I’ll say this much, there was no shortage of content to choose from for this post.
Let’s get right into it shall we?
Always keep a small balance on your credit card
Someone, somewhere, starting telling people that keeping a small balance on your credit card is a good idea… and unfortunately it stuck.
Man is that terrible advice. Why would you want to purposely pay interest on something when you don’t have to? People claim it helps your credit score, and although credit utilization is a factor in determining your score (the balance on your card versus your credit limit), the idea that carrying a balance month to month helps you out is a myth.
Paying your bills on time every time is one of the best things you can do to keep your credit score up.
Bottom line—pay off your credit card in full every month. If you can’t, it’s time to re-evaluate your spending.
Retire as early as possible
This might not sound like bad advice—retiring early is a great goal if that’s what you want!—the problem is in assuming everyone wants that.
Some people don’t want to retire early. Heck, some people don’t want to retire at all!
And that’s perfectly fine. No one should be made to feel guilty for their choice or pressured into a lifestyle that doesn’t suit them. Not everyone wants the same thing from life, and we need to remember that when we give and receive advice. Especially around how to spend our money.
Saving for your future is important because it gives you options—but remember those options are totally up to you.
Quit your Starbucks habit, it’s a waste of money
You didn’t think we were going to get through this list without mentioning the infamous latte factor, did you?
We know there’s no shortage of talk on this—we’ve actually done a whole podcast debunking the latte factor—so we won’t linger on this one.
Yes, the little things add up, but spending all your energy stressing over your daily coffee run will leave you mentally exhausted (it’s called decision fatigue) and under-caffeinated. Which, as we all know, isn’t a great combination...
Focus on the big wins—like keeping your housing, transportation, and insurance costs low. That’ll have a much bigger impact over time than cutting out the little things ever could.
Forget the stock market, real estate is the only way to build wealth
We all know someone who’s made a small fortune by investing in real estate which they’re more than happy to tell everyone about when the topic of investing comes up. They can be overheard at dinner parties saying things like, “I like my money where I can see it, in the ground!”
This strategy has worked for some, sure, but it’s definitely not sound advice for the masses. Especially in today’s market.
Just because it worked 50 years ago for your Uncle Jim doesn’t mean it’ll work again now.
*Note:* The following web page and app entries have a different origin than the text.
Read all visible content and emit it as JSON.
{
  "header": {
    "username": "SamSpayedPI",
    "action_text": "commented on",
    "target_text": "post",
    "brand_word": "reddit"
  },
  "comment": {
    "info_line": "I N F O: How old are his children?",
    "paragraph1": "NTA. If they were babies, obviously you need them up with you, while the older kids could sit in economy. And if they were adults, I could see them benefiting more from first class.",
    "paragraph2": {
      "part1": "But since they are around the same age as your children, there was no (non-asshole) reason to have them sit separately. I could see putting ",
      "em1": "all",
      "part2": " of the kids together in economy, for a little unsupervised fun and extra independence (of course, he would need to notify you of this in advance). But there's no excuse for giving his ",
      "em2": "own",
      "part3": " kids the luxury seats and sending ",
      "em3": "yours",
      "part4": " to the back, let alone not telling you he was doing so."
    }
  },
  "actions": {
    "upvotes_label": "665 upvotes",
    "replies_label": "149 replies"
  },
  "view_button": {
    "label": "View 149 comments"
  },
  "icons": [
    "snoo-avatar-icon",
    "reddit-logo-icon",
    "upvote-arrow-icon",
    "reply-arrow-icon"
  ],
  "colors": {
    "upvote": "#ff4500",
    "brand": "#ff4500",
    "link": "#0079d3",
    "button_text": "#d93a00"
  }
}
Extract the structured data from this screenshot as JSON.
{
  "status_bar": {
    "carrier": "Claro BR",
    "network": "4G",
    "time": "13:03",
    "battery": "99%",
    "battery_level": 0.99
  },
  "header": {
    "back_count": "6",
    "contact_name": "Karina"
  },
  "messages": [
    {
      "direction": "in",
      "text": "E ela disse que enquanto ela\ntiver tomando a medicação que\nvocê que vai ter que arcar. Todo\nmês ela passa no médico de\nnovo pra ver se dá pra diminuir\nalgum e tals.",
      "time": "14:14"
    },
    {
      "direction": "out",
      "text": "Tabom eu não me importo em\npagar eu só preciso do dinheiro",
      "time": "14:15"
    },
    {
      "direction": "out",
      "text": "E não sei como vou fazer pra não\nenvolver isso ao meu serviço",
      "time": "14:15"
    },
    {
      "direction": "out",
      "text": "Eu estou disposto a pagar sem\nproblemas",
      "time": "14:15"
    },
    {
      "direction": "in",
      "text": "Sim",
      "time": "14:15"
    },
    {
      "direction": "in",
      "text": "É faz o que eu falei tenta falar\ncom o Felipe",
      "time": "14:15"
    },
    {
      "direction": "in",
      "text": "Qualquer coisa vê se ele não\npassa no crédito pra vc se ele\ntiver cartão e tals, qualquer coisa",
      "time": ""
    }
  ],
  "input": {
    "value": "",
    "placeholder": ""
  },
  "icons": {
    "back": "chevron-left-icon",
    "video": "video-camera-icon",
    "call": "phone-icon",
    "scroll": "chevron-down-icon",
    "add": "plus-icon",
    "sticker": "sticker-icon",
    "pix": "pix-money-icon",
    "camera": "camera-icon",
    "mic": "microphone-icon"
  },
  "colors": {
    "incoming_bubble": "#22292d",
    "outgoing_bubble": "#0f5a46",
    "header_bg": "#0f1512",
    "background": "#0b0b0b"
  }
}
You’ve got to look at interest rates, affordability, housing market trends, and a whole host of other personal factors when evaluating real estate as an investment strategy.
The world Uncle Jim was living in when he bought that plot of land looks nothing like the one you and I are in today.
Hinging your future quality of life on the value of your home is actually far riskier than investing in the stock market.
Which brings us to or final piece of truly terrible advice..
Don’t invest in the stock market, it’ll crash and you’ll lose all your money
Crashes happen. But that doesn’t mean you’ll lose your life's savings! As we’ve talked about the key to being a successful investor is having a plan and sticking to it, because over time those crashes become tiny blips on an otherwise upwards trending graph.
Thanks to the news we know the stock market can feel uncertain but stashing your money under your mattress (or even in a savings account!) isn’t the solution. Because of inflation you’ll actually lose money over time with that strategy.
Investing your money in a simple, low-cost, diversified portfolio is the way to go. It’s been shown to be a better and more reliable way to build wealth than buying investment properties, stock picking, or keeping your money in a savings account.
Why? You’re not putting all your eggs in one basket—you can diversify your risk. Magical things called ETFs (which as you know we’re quite fond of here) allow you to own a diversified portfolio of investments no matter how little money you’re getting started with. Owning ETFs lets you invest in different companies, across industries, in different countries. That way when any one section of the market takes a temporary dip you’ve got the rest of your portfolio to balance you out and keep you on track.
Staying out of the stock market is actually a far bigger gamble that being in it.
What are you waiting for? See how much you could start saving today.